§ **WHAT IS NEEDED**:
Would you restate the entries below word for word, leaving out the images?

§ **GIVEN RECORDS**:
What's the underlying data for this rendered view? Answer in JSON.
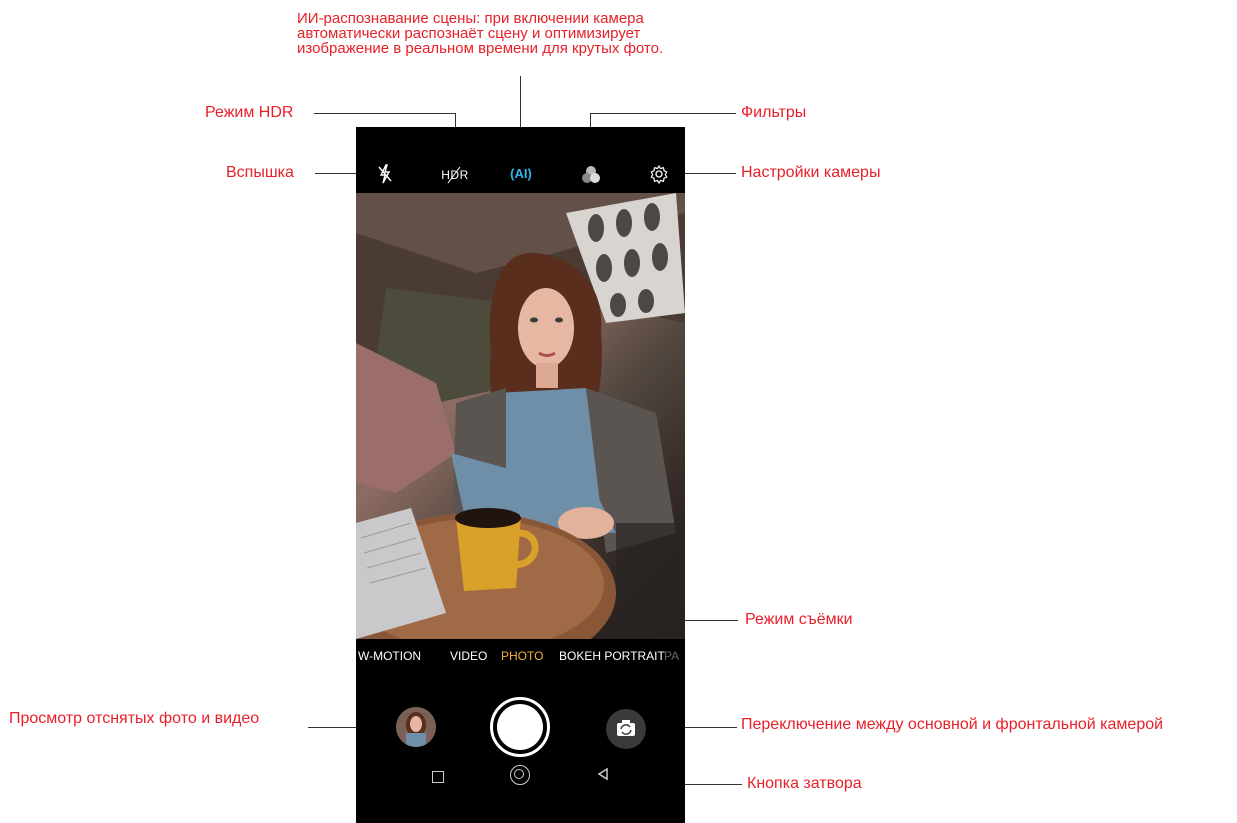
{
  "annotations": {
    "ai_scene": "ИИ-распознавание сцены: при включении камера\nавтоматически распознаёт сцену и оптимизирует\nизображение в реальном времени для крутых фото.",
    "hdr": "Режим HDR",
    "filters": "Фильтры",
    "flash": "Вспышка",
    "settings": "Настройки камеры",
    "shooting_mode": "Режим съёмки",
    "gallery": "Просмотр отснятых фото и видео",
    "switch_camera": "Переключение между основной и фронтальной камерой",
    "shutter": "Кнопка затвора"
  },
  "topbar": {
    "hdr_label": "HDR",
    "ai_label": "(AI)"
  },
  "modes": [
    "W-MOTION",
    "VIDEO",
    "PHOTO",
    "BOKEH PORTRAIT",
    "PA"
  ],
  "active_mode": "PHOTO",
  "colors": {
    "annotation": "#e8202a",
    "active_mode": "#f2b23a",
    "ai_icon": "#32b5e8"
  },
  "icons": [
    "flash-off-icon",
    "hdr-off-icon",
    "ai-scene-icon",
    "filters-icon",
    "gear-icon",
    "gallery-thumbnail",
    "shutter-button",
    "switch-camera-icon",
    "square-icon",
    "circle-home-icon",
    "triangle-back-icon"
  ]
}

§ **SOLVED PROBLEM**:
What's the underlying data for this rendered view? Answer in JSON.
{
  "annotations": {
    "ai_scene": "ИИ-распознавание сцены: при включении камера\nавтоматически распознаёт сцену и оптимизирует\nизображение в реальном времени для крутых фото.",
    "hdr": "Режим HDR",
    "filters": "Фильтры",
    "flash": "Вспышка",
    "settings": "Настройки камеры",
    "shooting_mode": "Режим съёмки",
    "gallery": "Просмотр отснятых фото и видео",
    "switch_camera": "Переключение между основной и фронтальной камерой",
    "shutter": "Кнопка затвора"
  },
  "topbar": {
    "hdr_label": "HDR",
    "ai_label": "(AI)"
  },
  "modes": [
    "W-MOTION",
    "VIDEO",
    "PHOTO",
    "BOKEH PORTRAIT",
    "PA"
  ],
  "active_mode": "PHOTO",
  "colors": {
    "annotation": "#e8202a",
    "active_mode": "#f2b23a",
    "ai_icon": "#32b5e8"
  },
  "icons": [
    "flash-off-icon",
    "hdr-off-icon",
    "ai-scene-icon",
    "filters-icon",
    "gear-icon",
    "gallery-thumbnail",
    "shutter-button",
    "switch-camera-icon",
    "square-icon",
    "circle-home-icon",
    "triangle-back-icon"
  ]
}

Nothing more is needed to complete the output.